I don't know that we'll have a concept specifically, but you'll get the same kind of music full-length you've been getting from me for a few years now.
TCT: What are your goals for the remainder of 2023?
WW: I think just getting a bunch of this music out that we recorded in January and I'm hoping to get back in the studio and do another five or six songs and have a full-length record by the end of the year. I also want to ramp up touring, especially after COVID.
It was really a setback. I know it's crazy to keep talking about that after three years. But really and truly, it feels like things are just now starting to come around. I believe it’s partly due to inflation, and people are genuinely worried about it.

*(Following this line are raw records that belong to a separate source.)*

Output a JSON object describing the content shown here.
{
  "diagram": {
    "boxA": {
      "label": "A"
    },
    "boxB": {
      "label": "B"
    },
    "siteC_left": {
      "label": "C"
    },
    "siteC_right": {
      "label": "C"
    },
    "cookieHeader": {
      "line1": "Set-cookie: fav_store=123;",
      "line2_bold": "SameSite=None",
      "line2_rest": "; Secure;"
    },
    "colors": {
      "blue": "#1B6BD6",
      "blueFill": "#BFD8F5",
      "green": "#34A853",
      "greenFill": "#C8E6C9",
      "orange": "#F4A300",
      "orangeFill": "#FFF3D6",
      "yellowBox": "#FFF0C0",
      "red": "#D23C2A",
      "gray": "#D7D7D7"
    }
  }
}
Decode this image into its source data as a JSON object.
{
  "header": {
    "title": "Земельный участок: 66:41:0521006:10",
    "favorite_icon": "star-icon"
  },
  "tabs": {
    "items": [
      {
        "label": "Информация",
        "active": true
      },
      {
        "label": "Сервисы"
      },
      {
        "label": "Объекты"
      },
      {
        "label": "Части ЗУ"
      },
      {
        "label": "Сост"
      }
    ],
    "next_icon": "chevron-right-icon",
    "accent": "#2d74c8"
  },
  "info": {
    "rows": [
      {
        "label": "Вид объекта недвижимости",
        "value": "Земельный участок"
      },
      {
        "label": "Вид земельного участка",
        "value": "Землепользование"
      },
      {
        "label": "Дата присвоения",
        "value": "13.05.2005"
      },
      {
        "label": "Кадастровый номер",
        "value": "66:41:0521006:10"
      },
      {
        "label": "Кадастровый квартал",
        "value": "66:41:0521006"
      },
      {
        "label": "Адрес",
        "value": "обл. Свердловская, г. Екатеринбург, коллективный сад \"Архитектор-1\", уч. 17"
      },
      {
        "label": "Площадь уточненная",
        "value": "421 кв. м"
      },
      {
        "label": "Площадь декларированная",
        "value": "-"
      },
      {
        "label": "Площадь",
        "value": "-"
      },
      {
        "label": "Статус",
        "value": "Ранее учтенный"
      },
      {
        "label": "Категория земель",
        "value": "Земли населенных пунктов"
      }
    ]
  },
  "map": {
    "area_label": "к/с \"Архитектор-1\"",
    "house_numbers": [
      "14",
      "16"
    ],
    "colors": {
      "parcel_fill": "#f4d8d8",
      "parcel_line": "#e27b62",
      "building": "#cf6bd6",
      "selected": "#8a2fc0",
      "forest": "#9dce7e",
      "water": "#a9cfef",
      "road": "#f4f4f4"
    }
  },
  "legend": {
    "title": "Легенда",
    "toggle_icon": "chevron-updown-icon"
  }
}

You know, whether or not they have money to go out and see shows and all that kind of stuff. If we can get our album put together and we can really ramp up our touring schedule, then I'll chalk it up as a successful year.
TCT: What are you hoping to add to the country music genre?
WW: Well, I think it's just getting back to our country music roots. I grew up listening to nineties country and early two thousands country. The songs were just great and that is what I hope to bring to the table. I’ll be recording and releasing great songs that tug on your heartstrings and tell a story from start to finish. That’s how I grew up. It's such an integral part of my childhood and my adulthood now. I strive to put those songs out that relate to people in a certain way.
They can have a slight nostalgia, like, “Oh man, I remember songs like this! These are great songs!” That's what I hope to bring. We always try to go out there and put on our best show. I guess that's just who I am. That's just how I was raised. I want to write and record songs that mean something to people, especially somebody out in the crowd.
Wynn Williams is the embodiment of respect. He’s a solid guy. No, he’s not selling out arenas or stadiums yet; but he provides one heck of an amazing show with an authentic sound. Keep your eyes on him because he’ll be going places one day.
Be sure to check out his music below!
You can connect with Wynn on social media via Instagram @WynnWilliams. Also, be sure to visit his website to catch a performance near you and purchase some awesome merchandise from his online store.